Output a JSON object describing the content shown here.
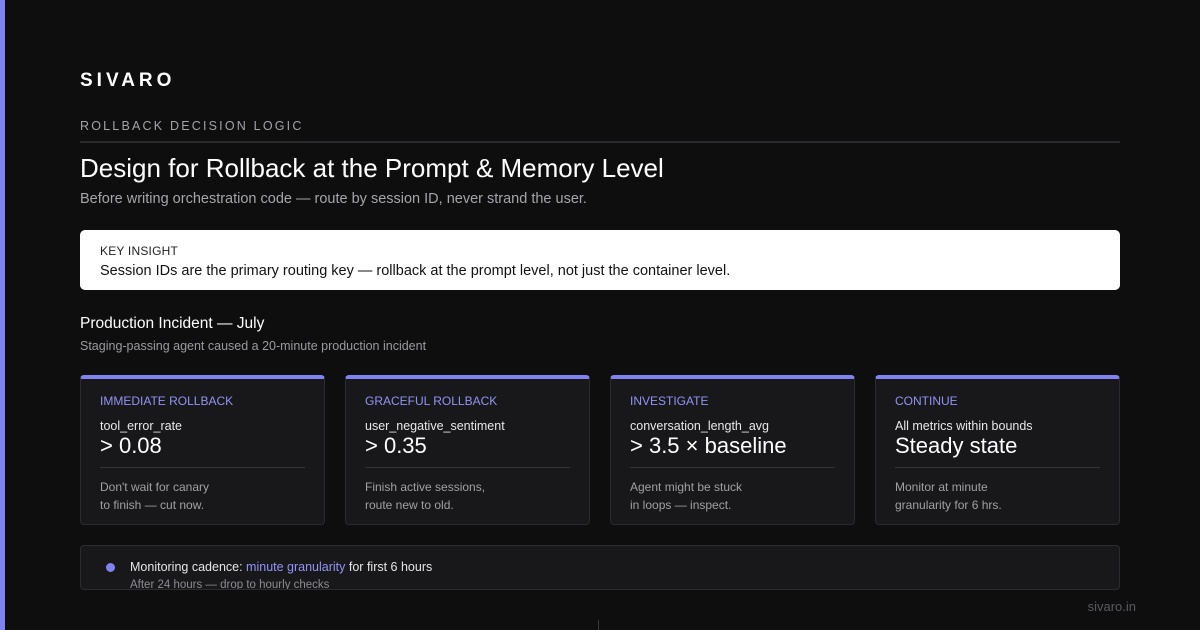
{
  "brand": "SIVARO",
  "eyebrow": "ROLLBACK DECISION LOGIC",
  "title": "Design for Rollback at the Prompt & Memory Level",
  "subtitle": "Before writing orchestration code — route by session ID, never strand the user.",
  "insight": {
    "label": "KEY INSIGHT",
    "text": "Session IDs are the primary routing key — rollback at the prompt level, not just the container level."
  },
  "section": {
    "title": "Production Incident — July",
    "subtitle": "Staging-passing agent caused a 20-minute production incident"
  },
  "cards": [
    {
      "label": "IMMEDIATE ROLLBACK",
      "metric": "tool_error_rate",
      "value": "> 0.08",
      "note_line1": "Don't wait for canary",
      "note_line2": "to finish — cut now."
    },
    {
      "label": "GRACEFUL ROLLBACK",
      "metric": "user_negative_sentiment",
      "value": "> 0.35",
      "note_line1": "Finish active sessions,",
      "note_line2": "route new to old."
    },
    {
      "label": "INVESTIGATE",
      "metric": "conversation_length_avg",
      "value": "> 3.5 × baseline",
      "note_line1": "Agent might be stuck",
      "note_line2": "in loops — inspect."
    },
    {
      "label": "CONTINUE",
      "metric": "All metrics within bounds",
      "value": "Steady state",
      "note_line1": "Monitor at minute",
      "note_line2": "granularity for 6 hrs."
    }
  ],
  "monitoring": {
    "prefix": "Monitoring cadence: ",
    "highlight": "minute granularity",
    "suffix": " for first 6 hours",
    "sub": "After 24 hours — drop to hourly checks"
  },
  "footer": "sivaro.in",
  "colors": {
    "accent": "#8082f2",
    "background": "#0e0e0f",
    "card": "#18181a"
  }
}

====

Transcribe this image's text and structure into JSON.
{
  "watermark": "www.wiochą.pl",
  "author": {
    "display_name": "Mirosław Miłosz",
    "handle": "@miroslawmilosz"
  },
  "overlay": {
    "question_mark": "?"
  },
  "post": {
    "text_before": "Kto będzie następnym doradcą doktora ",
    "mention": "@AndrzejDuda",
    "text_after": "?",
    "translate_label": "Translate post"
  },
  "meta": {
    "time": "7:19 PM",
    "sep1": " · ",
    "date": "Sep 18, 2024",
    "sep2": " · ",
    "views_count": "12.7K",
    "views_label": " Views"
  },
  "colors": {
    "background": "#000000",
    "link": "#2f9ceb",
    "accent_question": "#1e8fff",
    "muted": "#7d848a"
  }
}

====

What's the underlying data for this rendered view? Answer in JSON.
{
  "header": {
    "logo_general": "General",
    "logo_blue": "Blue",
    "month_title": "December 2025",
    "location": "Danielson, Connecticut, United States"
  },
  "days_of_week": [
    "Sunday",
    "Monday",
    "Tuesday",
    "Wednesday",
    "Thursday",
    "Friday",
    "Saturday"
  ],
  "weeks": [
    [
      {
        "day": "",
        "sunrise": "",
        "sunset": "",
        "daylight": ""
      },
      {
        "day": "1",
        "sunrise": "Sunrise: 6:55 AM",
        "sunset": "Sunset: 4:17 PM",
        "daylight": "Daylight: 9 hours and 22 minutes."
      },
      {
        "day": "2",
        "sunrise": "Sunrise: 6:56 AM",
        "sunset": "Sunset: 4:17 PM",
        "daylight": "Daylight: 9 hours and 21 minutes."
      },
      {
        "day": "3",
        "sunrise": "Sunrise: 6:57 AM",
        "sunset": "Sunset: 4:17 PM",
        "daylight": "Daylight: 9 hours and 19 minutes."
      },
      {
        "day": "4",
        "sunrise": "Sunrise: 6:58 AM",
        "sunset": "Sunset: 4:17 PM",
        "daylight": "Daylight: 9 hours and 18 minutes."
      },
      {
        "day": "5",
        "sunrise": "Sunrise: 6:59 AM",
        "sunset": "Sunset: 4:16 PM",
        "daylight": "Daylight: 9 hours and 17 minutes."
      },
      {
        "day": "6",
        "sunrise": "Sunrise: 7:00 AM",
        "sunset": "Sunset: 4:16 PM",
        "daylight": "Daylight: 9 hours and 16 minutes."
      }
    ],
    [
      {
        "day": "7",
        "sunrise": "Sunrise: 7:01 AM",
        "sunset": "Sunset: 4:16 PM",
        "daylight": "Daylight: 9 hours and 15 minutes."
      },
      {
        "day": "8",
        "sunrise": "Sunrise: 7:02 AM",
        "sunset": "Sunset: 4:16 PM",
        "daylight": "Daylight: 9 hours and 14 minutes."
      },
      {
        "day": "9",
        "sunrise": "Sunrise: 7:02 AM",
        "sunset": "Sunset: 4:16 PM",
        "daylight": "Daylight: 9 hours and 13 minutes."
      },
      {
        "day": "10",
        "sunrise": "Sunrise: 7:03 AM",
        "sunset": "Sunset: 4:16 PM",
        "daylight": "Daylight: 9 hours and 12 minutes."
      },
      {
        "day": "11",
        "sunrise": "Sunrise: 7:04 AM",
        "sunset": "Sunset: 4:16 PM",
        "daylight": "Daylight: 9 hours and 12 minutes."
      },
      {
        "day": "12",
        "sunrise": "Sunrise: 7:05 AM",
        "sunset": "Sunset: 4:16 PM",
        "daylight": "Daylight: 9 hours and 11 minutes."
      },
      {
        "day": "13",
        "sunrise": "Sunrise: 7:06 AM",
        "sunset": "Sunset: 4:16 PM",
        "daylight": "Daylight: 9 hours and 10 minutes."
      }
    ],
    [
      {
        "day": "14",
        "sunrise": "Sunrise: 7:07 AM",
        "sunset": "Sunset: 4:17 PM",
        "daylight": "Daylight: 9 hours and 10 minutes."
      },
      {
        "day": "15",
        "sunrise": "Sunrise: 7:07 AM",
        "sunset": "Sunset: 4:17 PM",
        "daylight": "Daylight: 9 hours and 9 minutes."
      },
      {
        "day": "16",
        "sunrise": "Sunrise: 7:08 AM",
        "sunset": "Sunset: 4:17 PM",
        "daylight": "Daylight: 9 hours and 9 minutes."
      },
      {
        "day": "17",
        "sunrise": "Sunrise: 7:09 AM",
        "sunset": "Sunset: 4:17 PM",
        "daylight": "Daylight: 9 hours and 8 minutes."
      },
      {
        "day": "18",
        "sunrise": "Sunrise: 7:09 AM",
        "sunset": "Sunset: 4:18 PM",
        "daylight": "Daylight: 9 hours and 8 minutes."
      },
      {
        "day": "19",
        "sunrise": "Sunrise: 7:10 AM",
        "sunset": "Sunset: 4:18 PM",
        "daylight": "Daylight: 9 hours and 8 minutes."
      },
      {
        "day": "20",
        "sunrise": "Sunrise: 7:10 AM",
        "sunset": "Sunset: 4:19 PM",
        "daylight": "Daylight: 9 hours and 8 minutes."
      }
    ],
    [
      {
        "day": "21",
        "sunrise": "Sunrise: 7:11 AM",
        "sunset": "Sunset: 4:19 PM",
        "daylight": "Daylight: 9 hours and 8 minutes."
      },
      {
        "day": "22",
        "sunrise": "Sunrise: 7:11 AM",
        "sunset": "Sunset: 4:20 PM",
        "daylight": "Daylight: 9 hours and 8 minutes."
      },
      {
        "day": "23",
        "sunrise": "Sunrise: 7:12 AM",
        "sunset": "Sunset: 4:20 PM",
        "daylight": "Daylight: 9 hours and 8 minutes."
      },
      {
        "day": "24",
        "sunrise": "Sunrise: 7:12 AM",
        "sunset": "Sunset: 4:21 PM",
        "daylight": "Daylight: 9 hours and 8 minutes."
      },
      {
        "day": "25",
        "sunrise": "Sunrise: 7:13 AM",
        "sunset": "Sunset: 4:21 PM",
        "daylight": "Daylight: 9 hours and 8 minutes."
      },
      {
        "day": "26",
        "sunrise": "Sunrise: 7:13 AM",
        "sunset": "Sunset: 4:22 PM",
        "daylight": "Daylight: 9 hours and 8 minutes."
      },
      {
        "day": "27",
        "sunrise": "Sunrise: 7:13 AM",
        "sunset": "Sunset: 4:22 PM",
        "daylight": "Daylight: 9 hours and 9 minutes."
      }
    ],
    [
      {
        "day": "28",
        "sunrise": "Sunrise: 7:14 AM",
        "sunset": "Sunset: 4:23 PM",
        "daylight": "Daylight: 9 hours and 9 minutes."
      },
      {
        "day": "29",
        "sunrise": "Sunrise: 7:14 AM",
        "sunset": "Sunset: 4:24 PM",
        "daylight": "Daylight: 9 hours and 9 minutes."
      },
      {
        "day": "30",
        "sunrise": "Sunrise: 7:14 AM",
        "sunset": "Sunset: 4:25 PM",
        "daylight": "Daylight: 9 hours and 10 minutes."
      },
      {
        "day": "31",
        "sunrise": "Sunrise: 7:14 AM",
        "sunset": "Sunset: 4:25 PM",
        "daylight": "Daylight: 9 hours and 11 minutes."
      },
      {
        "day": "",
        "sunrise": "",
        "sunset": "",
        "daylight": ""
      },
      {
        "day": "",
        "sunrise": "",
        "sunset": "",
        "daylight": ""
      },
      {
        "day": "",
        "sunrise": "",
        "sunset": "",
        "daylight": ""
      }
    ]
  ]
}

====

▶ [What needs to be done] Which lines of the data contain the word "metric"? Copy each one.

▶ [Your solution]
      "metric": "tool_error_rate",
      "metric": "user_negative_sentiment",
      "metric": "conversation_length_avg",
      "metric": "All metrics within bounds",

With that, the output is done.